Each year, the NPC confers its Aubuchon award on people whose work and lives have advanced the cause of press freedom and transparency. The annual award goes to one domestic recipient and one international one.
This year, for the first time, the Club is honoring a group of people—whistleblowers--rather than an individual person.
Angela Greiling Keane, a Bloomberg News reporter, said: "By conferring its domestic award on The Whistleblower, the Club is not only honoring those who have bravely stepped forward to become sources for news stories, often at personal risk to themselves or their careers. It is also recognizing a person whose identity is not yet known—who may be trying to decide whether to speak to a reporter about wrongdoing at a government agency or corporation. In honoring The Whistleblower, the Club is acknowledging that, without sources, reporters can't do their jobs and our democracy can't properly function."

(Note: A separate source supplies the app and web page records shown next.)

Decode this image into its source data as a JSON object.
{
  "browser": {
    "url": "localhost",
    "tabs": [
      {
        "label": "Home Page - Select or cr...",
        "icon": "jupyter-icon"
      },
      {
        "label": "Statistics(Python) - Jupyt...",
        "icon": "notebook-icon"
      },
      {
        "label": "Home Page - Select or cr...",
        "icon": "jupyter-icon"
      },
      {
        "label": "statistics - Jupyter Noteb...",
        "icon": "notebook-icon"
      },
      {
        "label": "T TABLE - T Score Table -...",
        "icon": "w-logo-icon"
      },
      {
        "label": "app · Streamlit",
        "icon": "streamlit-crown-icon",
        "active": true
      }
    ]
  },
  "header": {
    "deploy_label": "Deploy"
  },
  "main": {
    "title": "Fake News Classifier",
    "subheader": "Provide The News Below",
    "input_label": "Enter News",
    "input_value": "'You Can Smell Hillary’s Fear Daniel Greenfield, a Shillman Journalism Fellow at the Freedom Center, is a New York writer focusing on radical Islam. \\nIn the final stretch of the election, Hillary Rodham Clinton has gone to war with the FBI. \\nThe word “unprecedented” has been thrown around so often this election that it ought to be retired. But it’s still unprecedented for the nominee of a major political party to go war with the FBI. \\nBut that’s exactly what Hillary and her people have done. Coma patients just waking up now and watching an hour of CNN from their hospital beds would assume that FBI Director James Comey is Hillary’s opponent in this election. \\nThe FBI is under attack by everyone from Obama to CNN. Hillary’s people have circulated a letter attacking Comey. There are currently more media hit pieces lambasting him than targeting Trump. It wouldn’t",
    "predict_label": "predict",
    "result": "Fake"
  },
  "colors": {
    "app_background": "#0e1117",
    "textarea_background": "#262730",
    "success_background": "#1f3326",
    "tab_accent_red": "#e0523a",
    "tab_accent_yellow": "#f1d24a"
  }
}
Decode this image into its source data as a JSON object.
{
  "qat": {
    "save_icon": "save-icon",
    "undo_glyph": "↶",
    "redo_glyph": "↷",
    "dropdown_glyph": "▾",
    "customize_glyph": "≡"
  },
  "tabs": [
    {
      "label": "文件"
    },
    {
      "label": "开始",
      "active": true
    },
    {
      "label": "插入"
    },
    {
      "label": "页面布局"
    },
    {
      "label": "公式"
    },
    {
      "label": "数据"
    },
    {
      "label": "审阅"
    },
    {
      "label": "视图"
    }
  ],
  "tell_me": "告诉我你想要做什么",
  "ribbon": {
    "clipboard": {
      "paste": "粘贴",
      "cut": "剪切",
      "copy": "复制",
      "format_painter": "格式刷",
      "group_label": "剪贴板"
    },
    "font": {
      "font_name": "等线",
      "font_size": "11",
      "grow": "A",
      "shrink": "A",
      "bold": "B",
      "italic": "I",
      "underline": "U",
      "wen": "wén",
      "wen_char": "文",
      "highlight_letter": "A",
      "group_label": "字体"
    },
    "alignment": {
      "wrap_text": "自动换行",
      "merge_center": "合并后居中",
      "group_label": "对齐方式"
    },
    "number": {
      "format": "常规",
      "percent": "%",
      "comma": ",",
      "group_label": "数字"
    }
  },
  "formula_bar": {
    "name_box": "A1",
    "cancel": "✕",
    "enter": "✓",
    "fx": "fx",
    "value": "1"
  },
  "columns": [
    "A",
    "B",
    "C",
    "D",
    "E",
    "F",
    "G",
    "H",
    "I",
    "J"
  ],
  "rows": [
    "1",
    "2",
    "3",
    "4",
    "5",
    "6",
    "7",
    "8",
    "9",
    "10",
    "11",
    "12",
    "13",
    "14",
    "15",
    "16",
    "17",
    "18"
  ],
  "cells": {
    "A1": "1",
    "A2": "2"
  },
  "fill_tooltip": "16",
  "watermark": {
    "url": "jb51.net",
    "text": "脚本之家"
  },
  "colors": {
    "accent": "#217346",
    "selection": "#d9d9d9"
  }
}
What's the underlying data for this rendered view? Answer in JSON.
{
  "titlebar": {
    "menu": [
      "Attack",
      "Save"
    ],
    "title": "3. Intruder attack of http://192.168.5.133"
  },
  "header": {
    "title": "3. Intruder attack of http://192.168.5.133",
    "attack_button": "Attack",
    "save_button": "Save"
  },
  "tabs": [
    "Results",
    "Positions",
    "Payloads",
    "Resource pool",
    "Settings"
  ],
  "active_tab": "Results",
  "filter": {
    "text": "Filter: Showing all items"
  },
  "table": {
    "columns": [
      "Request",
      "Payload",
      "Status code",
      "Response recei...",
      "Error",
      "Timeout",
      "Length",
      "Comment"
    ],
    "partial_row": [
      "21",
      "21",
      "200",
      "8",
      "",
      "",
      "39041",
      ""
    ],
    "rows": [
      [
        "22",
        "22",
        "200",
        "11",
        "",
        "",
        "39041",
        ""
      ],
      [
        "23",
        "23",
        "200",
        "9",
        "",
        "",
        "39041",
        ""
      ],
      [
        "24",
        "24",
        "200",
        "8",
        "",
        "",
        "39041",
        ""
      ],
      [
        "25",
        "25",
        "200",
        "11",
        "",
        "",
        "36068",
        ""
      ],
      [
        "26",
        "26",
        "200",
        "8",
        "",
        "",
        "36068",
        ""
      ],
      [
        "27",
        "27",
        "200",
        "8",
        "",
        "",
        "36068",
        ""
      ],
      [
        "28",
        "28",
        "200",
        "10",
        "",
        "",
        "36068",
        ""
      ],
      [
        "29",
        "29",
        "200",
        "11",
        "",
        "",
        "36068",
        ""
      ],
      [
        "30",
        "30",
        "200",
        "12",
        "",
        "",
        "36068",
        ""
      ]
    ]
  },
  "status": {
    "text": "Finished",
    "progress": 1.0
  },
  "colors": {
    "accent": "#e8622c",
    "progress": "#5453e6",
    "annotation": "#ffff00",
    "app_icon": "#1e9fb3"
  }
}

The decision to honor The Whistleblower is also a way of highlighting the extent to which people who speak to the press are increasingly under siege. The threats to sources run along a spectrum. On the lower end, they include a growing tendency to forbid officials and executives from speaking with reporters on the record or on background without handlers present. On the higher end, they include government attempts to prosecute whistleblowers under espionage laws and to try to compel reporters to disclose confidential sources. Sources are increasingly at risk because of the ease with which digital communications can be monitored.